### REQUIREMENT
Extract every line starting at the line that contains "Transcribe this image's" and ending with the final line of the data, inclusive; give only those lines, word for word.

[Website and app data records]
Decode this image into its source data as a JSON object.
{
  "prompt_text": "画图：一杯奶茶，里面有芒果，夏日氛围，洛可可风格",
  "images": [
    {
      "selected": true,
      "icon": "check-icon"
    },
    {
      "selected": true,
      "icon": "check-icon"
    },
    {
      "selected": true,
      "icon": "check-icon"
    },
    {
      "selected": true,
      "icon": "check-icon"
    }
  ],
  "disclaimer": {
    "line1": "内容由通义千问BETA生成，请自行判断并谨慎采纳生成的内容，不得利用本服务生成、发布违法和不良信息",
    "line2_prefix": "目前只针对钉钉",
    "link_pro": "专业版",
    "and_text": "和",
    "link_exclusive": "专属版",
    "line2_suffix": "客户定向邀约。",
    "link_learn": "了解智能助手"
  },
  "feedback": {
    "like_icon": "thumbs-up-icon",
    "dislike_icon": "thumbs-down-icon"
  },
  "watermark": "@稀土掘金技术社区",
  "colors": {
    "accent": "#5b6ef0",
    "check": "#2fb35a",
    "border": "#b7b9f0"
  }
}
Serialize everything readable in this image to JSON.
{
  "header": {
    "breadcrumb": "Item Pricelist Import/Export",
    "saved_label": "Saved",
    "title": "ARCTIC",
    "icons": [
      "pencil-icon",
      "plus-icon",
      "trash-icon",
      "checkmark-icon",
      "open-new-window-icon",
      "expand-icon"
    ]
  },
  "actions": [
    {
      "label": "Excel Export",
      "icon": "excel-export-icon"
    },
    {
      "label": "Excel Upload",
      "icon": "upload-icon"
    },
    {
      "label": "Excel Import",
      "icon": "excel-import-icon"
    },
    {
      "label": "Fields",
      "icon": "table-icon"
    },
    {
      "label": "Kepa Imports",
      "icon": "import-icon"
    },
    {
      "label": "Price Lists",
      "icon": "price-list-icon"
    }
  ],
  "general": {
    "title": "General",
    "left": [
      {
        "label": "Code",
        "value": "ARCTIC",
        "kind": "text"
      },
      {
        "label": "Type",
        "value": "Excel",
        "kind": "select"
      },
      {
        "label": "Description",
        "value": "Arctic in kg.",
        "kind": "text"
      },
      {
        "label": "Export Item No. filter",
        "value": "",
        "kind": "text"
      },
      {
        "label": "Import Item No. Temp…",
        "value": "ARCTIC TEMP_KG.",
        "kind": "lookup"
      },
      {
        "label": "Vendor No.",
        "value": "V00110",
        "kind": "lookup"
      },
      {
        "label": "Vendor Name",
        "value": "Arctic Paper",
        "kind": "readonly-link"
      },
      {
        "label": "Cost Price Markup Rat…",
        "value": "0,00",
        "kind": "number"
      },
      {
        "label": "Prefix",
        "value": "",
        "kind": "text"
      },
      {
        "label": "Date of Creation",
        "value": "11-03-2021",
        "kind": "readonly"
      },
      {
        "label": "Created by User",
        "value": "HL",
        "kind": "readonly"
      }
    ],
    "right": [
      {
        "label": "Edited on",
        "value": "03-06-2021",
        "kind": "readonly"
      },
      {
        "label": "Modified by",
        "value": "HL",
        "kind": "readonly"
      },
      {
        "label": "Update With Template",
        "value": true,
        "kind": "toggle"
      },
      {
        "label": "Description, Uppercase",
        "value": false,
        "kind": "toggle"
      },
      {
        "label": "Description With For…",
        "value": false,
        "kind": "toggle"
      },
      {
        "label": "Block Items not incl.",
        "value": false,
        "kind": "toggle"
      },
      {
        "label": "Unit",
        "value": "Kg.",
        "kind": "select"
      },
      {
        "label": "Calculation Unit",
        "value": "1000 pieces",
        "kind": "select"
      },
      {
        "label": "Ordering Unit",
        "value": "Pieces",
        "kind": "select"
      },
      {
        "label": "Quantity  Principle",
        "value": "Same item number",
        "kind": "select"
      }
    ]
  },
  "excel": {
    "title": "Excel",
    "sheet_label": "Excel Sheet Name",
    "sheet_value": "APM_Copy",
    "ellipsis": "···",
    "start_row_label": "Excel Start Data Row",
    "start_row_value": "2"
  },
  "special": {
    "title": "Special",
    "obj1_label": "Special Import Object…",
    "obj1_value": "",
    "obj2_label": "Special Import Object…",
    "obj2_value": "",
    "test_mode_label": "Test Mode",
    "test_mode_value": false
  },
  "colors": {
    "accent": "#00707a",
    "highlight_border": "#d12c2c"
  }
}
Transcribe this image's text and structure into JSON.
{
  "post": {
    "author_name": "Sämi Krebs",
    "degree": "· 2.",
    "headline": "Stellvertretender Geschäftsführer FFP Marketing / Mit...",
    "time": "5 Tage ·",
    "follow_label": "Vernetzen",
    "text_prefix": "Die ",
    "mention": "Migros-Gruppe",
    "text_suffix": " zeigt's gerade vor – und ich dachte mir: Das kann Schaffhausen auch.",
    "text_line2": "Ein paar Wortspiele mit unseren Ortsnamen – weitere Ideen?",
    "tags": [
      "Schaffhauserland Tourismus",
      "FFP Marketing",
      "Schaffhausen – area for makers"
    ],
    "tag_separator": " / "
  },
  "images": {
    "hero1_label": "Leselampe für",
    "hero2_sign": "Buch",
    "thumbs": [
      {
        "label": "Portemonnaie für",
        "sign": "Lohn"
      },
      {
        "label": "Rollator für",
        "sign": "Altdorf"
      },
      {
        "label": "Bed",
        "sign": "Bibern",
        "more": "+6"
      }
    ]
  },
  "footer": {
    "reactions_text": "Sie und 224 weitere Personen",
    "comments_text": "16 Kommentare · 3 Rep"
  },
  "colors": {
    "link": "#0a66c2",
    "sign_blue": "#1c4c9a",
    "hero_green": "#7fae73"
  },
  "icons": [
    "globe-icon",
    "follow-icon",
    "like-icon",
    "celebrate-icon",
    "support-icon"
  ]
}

### SOLUTION FOR THIS PROBLEM
Transcribe this image's text and structure into JSON.
{
  "post": {
    "author_name": "Sämi Krebs",
    "degree": "· 2.",
    "headline": "Stellvertretender Geschäftsführer FFP Marketing / Mit...",
    "time": "5 Tage ·",
    "follow_label": "Vernetzen",
    "text_prefix": "Die ",
    "mention": "Migros-Gruppe",
    "text_suffix": " zeigt's gerade vor – und ich dachte mir: Das kann Schaffhausen auch.",
    "text_line2": "Ein paar Wortspiele mit unseren Ortsnamen – weitere Ideen?",
    "tags": [
      "Schaffhauserland Tourismus",
      "FFP Marketing",
      "Schaffhausen – area for makers"
    ],
    "tag_separator": " / "
  },
  "images": {
    "hero1_label": "Leselampe für",
    "hero2_sign": "Buch",
    "thumbs": [
      {
        "label": "Portemonnaie für",
        "sign": "Lohn"
      },
      {
        "label": "Rollator für",
        "sign": "Altdorf"
      },
      {
        "label": "Bed",
        "sign": "Bibern",
        "more": "+6"
      }
    ]
  },
  "footer": {
    "reactions_text": "Sie und 224 weitere Personen",
    "comments_text": "16 Kommentare · 3 Rep"
  },
  "colors": {
    "link": "#0a66c2",
    "sign_blue": "#1c4c9a",
    "hero_green": "#7fae73"
  },
  "icons": [
    "globe-icon",
    "follow-icon",
    "like-icon",
    "celebrate-icon",
    "support-icon"
  ]
}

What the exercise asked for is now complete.